# Your objective
Could you return all of the data exactly as given?

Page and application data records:

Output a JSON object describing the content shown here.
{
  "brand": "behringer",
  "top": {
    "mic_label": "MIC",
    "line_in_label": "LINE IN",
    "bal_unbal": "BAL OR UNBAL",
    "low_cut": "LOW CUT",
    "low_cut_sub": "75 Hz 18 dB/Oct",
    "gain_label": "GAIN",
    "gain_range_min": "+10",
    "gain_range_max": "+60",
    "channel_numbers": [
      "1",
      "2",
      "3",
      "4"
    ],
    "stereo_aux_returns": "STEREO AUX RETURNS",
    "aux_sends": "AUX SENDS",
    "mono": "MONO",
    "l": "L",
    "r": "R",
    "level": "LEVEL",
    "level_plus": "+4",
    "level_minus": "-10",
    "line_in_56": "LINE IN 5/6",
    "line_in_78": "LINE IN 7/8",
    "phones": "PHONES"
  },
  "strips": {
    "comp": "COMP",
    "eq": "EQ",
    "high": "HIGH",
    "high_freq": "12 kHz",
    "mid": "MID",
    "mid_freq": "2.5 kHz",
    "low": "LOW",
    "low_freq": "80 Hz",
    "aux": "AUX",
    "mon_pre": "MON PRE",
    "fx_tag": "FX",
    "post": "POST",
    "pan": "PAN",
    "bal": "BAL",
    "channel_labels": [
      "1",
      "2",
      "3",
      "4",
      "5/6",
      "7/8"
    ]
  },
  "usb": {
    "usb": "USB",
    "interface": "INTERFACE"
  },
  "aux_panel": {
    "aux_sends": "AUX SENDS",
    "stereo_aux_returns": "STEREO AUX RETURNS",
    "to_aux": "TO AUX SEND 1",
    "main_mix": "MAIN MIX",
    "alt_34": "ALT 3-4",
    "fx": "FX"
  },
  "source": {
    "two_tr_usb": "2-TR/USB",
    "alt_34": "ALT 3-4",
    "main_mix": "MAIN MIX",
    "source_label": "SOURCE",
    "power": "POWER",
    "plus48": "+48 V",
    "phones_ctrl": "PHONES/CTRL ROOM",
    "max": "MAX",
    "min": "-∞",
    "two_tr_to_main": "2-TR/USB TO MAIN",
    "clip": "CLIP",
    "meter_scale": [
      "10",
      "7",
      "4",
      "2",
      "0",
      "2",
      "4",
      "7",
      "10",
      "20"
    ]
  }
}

# Solved exercise
Output a JSON object describing the content shown here.
{
  "brand": "behringer",
  "top": {
    "mic_label": "MIC",
    "line_in_label": "LINE IN",
    "bal_unbal": "BAL OR UNBAL",
    "low_cut": "LOW CUT",
    "low_cut_sub": "75 Hz 18 dB/Oct",
    "gain_label": "GAIN",
    "gain_range_min": "+10",
    "gain_range_max": "+60",
    "channel_numbers": [
      "1",
      "2",
      "3",
      "4"
    ],
    "stereo_aux_returns": "STEREO AUX RETURNS",
    "aux_sends": "AUX SENDS",
    "mono": "MONO",
    "l": "L",
    "r": "R",
    "level": "LEVEL",
    "level_plus": "+4",
    "level_minus": "-10",
    "line_in_56": "LINE IN 5/6",
    "line_in_78": "LINE IN 7/8",
    "phones": "PHONES"
  },
  "strips": {
    "comp": "COMP",
    "eq": "EQ",
    "high": "HIGH",
    "high_freq": "12 kHz",
    "mid": "MID",
    "mid_freq": "2.5 kHz",
    "low": "LOW",
    "low_freq": "80 Hz",
    "aux": "AUX",
    "mon_pre": "MON PRE",
    "fx_tag": "FX",
    "post": "POST",
    "pan": "PAN",
    "bal": "BAL",
    "channel_labels": [
      "1",
      "2",
      "3",
      "4",
      "5/6",
      "7/8"
    ]
  },
  "usb": {
    "usb": "USB",
    "interface": "INTERFACE"
  },
  "aux_panel": {
    "aux_sends": "AUX SENDS",
    "stereo_aux_returns": "STEREO AUX RETURNS",
    "to_aux": "TO AUX SEND 1",
    "main_mix": "MAIN MIX",
    "alt_34": "ALT 3-4",
    "fx": "FX"
  },
  "source": {
    "two_tr_usb": "2-TR/USB",
    "alt_34": "ALT 3-4",
    "main_mix": "MAIN MIX",
    "source_label": "SOURCE",
    "power": "POWER",
    "plus48": "+48 V",
    "phones_ctrl": "PHONES/CTRL ROOM",
    "max": "MAX",
    "min": "-∞",
    "two_tr_to_main": "2-TR/USB TO MAIN",
    "clip": "CLIP",
    "meter_scale": [
      "10",
      "7",
      "4",
      "2",
      "0",
      "2",
      "4",
      "7",
      "10",
      "20"
    ]
  }
}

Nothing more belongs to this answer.